◆ TASK GOAL: Each entry must be printed again without a single change.

------------------------------------------------

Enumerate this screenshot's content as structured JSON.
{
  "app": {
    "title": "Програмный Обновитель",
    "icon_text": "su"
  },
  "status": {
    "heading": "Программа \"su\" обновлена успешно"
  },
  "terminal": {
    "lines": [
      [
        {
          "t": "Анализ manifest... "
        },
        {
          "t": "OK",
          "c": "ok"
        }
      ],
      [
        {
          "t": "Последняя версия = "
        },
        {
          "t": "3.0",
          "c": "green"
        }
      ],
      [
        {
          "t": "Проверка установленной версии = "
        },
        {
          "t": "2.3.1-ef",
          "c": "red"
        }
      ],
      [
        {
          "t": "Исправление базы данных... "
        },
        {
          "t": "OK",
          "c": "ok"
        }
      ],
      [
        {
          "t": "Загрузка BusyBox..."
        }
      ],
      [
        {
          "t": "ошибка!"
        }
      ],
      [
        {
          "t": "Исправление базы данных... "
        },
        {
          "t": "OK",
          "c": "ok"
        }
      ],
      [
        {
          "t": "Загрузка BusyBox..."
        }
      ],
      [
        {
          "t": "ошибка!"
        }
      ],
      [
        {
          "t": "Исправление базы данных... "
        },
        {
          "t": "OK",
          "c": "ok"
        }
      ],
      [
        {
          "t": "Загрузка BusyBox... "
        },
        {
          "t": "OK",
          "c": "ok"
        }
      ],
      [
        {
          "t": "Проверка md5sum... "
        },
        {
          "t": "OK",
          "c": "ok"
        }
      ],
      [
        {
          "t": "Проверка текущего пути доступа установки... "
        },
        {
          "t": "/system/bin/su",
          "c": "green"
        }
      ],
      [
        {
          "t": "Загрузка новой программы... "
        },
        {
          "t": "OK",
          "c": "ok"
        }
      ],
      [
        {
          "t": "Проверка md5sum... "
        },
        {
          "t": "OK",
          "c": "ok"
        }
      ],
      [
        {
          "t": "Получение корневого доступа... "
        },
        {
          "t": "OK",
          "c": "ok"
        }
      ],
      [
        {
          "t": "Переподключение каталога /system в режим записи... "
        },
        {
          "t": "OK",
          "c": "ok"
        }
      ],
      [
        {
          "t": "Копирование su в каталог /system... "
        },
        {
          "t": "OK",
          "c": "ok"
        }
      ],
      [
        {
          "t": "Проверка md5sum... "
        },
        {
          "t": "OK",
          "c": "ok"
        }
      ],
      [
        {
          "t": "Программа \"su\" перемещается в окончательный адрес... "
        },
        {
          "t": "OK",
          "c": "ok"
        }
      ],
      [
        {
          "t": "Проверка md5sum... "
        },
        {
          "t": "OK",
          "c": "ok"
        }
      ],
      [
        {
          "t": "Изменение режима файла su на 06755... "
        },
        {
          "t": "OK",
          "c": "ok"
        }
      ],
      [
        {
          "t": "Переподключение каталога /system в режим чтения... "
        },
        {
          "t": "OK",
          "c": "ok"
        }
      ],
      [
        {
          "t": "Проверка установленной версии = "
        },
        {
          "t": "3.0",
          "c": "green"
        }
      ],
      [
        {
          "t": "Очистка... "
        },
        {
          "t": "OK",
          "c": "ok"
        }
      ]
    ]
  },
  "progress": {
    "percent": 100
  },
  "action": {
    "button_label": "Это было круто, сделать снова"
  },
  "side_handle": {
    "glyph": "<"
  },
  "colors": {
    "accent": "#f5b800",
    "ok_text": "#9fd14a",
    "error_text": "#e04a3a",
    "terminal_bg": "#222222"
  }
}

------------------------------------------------

◆ OUTPUT OF THE TASK:
Enumerate this screenshot's content as structured JSON.
{
  "app": {
    "title": "Програмный Обновитель",
    "icon_text": "su"
  },
  "status": {
    "heading": "Программа \"su\" обновлена успешно"
  },
  "terminal": {
    "lines": [
      [
        {
          "t": "Анализ manifest... "
        },
        {
          "t": "OK",
          "c": "ok"
        }
      ],
      [
        {
          "t": "Последняя версия = "
        },
        {
          "t": "3.0",
          "c": "green"
        }
      ],
      [
        {
          "t": "Проверка установленной версии = "
        },
        {
          "t": "2.3.1-ef",
          "c": "red"
        }
      ],
      [
        {
          "t": "Исправление базы данных... "
        },
        {
          "t": "OK",
          "c": "ok"
        }
      ],
      [
        {
          "t": "Загрузка BusyBox..."
        }
      ],
      [
        {
          "t": "ошибка!"
        }
      ],
      [
        {
          "t": "Исправление базы данных... "
        },
        {
          "t": "OK",
          "c": "ok"
        }
      ],
      [
        {
          "t": "Загрузка BusyBox..."
        }
      ],
      [
        {
          "t": "ошибка!"
        }
      ],
      [
        {
          "t": "Исправление базы данных... "
        },
        {
          "t": "OK",
          "c": "ok"
        }
      ],
      [
        {
          "t": "Загрузка BusyBox... "
        },
        {
          "t": "OK",
          "c": "ok"
        }
      ],
      [
        {
          "t": "Проверка md5sum... "
        },
        {
          "t": "OK",
          "c": "ok"
        }
      ],
      [
        {
          "t": "Проверка текущего пути доступа установки... "
        },
        {
          "t": "/system/bin/su",
          "c": "green"
        }
      ],
      [
        {
          "t": "Загрузка новой программы... "
        },
        {
          "t": "OK",
          "c": "ok"
        }
      ],
      [
        {
          "t": "Проверка md5sum... "
        },
        {
          "t": "OK",
          "c": "ok"
        }
      ],
      [
        {
          "t": "Получение корневого доступа... "
        },
        {
          "t": "OK",
          "c": "ok"
        }
      ],
      [
        {
          "t": "Переподключение каталога /system в режим записи... "
        },
        {
          "t": "OK",
          "c": "ok"
        }
      ],
      [
        {
          "t": "Копирование su в каталог /system... "
        },
        {
          "t": "OK",
          "c": "ok"
        }
      ],
      [
        {
          "t": "Проверка md5sum... "
        },
        {
          "t": "OK",
          "c": "ok"
        }
      ],
      [
        {
          "t": "Программа \"su\" перемещается в окончательный адрес... "
        },
        {
          "t": "OK",
          "c": "ok"
        }
      ],
      [
        {
          "t": "Проверка md5sum... "
        },
        {
          "t": "OK",
          "c": "ok"
        }
      ],
      [
        {
          "t": "Изменение режима файла su на 06755... "
        },
        {
          "t": "OK",
          "c": "ok"
        }
      ],
      [
        {
          "t": "Переподключение каталога /system в режим чтения... "
        },
        {
          "t": "OK",
          "c": "ok"
        }
      ],
      [
        {
          "t": "Проверка установленной версии = "
        },
        {
          "t": "3.0",
          "c": "green"
        }
      ],
      [
        {
          "t": "Очистка... "
        },
        {
          "t": "OK",
          "c": "ok"
        }
      ]
    ]
  },
  "progress": {
    "percent": 100
  },
  "action": {
    "button_label": "Это было круто, сделать снова"
  },
  "side_handle": {
    "glyph": "<"
  },
  "colors": {
    "accent": "#f5b800",
    "ok_text": "#9fd14a",
    "error_text": "#e04a3a",
    "terminal_bg": "#222222"
  }
}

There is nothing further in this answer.